Requirement
Without including pictures, set down every record exactly as it stands.

____

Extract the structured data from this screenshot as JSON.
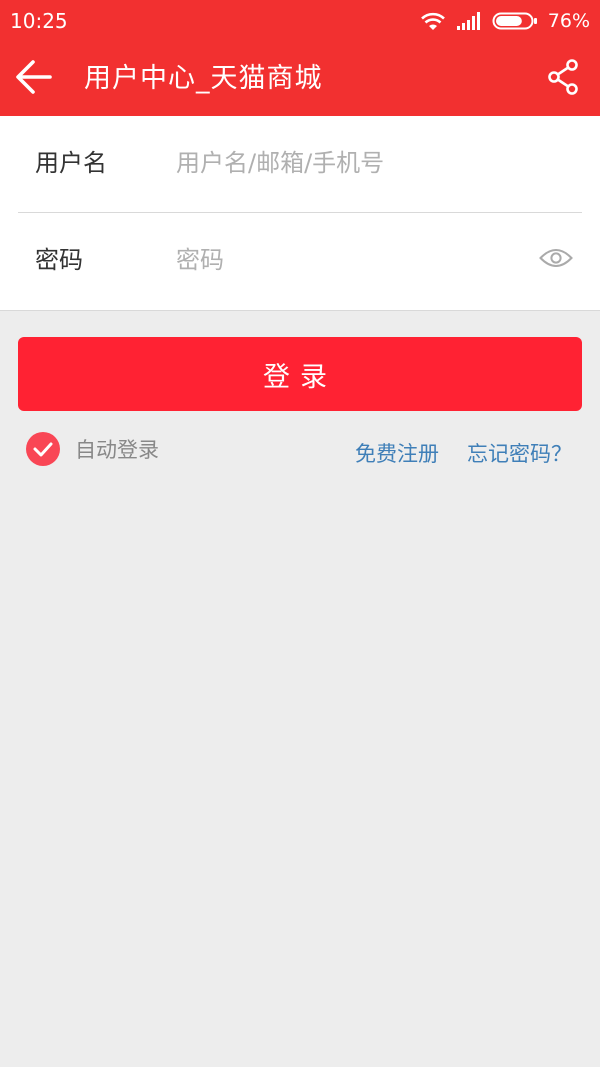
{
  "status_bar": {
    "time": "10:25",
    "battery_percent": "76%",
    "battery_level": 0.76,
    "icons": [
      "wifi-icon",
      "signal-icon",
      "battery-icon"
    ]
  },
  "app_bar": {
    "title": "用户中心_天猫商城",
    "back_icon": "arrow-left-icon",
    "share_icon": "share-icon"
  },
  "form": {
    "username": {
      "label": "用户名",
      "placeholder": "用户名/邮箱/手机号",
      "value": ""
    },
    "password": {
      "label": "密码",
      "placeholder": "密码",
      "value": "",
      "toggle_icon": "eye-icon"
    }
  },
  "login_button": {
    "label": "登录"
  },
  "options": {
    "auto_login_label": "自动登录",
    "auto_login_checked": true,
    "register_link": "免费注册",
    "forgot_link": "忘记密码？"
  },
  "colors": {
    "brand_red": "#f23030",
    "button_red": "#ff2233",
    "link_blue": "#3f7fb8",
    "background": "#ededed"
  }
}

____

Reply to the task
Extract the structured data from this screenshot as JSON.
{
  "status_bar": {
    "time": "10:25",
    "battery_percent": "76%",
    "battery_level": 0.76,
    "icons": [
      "wifi-icon",
      "signal-icon",
      "battery-icon"
    ]
  },
  "app_bar": {
    "title": "用户中心_天猫商城",
    "back_icon": "arrow-left-icon",
    "share_icon": "share-icon"
  },
  "form": {
    "username": {
      "label": "用户名",
      "placeholder": "用户名/邮箱/手机号",
      "value": ""
    },
    "password": {
      "label": "密码",
      "placeholder": "密码",
      "value": "",
      "toggle_icon": "eye-icon"
    }
  },
  "login_button": {
    "label": "登录"
  },
  "options": {
    "auto_login_label": "自动登录",
    "auto_login_checked": true,
    "register_link": "免费注册",
    "forgot_link": "忘记密码？"
  },
  "colors": {
    "brand_red": "#f23030",
    "button_red": "#ff2233",
    "link_blue": "#3f7fb8",
    "background": "#ededed"
  }
}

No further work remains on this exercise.